Sunday, November 27, 2011

Second Thoughts on the Sculpture "The Blind" by Lorado Taft

On 17 November, I shared my thoughts the "Rodin and America" exhibit at Cantor Art Center, Stanford University.  I was profoundly moved by a sculpture named "The Blind" by American sculptor Lorado Taft; this sculpture reminded me the novel "Blindness" (The City of Blind) Jose Saramago:

The Blind, Lorado Taft, Cantor Art Museum, Stanford University, California _ 0668

I was very happy to have the chance to see it again last Friday, and was able to spend more time to inspect this work more closely at leisurely pace.
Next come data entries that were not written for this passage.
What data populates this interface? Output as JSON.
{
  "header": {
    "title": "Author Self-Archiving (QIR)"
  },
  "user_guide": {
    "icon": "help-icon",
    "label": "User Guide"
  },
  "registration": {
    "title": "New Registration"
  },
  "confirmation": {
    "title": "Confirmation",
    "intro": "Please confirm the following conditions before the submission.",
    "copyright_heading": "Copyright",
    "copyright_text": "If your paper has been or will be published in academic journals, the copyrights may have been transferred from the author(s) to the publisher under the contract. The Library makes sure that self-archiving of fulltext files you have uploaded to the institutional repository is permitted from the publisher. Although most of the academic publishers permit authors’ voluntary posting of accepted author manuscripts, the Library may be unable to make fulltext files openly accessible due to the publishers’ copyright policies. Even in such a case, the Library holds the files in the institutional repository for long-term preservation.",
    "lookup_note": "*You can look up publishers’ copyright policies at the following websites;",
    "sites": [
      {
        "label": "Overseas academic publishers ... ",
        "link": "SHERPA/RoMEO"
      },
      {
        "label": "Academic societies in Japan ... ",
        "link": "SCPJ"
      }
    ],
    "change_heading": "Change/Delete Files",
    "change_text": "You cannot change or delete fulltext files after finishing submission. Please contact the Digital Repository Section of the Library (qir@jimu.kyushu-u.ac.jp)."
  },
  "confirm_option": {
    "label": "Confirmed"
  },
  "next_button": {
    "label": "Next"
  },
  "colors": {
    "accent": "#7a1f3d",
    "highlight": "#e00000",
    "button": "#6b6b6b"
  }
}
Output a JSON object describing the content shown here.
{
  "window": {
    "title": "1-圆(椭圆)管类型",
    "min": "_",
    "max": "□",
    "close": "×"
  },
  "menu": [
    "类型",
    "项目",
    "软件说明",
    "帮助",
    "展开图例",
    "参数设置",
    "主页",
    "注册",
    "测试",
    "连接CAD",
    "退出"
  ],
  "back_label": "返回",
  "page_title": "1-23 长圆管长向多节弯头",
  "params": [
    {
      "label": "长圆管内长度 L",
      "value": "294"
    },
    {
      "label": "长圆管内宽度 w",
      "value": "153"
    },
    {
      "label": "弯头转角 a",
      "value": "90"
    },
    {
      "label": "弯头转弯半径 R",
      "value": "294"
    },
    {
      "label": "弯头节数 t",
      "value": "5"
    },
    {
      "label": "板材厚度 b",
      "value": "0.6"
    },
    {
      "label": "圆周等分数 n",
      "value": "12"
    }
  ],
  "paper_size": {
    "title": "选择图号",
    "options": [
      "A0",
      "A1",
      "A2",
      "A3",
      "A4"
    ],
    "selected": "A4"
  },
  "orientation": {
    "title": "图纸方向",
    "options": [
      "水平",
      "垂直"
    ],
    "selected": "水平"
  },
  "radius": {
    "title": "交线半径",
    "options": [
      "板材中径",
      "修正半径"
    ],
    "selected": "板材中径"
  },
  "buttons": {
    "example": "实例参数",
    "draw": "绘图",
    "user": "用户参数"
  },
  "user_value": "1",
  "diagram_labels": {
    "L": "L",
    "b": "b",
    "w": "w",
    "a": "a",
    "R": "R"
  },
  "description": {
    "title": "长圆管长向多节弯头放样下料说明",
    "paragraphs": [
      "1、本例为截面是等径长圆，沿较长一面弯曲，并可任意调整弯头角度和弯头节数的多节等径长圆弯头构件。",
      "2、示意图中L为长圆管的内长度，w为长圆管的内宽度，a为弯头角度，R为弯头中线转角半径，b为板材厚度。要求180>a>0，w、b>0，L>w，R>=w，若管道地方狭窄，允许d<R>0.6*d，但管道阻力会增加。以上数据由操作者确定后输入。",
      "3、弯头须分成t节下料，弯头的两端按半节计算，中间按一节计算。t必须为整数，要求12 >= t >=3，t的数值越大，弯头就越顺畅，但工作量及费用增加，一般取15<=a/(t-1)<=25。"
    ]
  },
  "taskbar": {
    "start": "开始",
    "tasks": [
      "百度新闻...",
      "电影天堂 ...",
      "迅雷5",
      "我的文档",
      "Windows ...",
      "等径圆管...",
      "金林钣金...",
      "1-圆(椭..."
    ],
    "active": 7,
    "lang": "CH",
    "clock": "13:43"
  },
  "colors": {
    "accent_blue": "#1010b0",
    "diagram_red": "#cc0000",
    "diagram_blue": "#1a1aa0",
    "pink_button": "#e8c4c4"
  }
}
Indeed, the second viewing had revealed many details I didn't take notice at the time when I was blown away by the weighty and dramatic mass as a whole.

Now, I noticed the modulations of the rhythmic lines of the group, the individualism of the faces, etc.  I suddenly saw then, that in the middle of this group of blind people, a child, rested on his mother's shoulder and hands, were not blind.  He obviously represented hope and future here.  The open arms of the man behind him emphasized on the importance of this baby.  The baby's right arm stretched out, in a pose could be constructed as blessing, such as baby Jesus does, or like that of the command of Chairman Mao.

Suddenly, this details completely changed my perception of this work.  It became very sentimental and lost a great amount of gravity.  I believe that the work was created in 1907-08, before the "Great War".  I wonder if it were created after World War One, if the sculptor would not impose his optimism upon this group of down-trodden people.  Maybe not.  Or Maybe yes.  Americans are by nature optimistic, almost pathologically so.

The Blind, Lorado Taft, Cantor Art Museum, Stanford University, California _ 0660

I am so disappointed by the artist's failure to be more profound and moving.  What a missed opportunity!

Related article: Rodin and Richard Serra in Cantor Art Center, Stanford University

No comments:

Post a Comment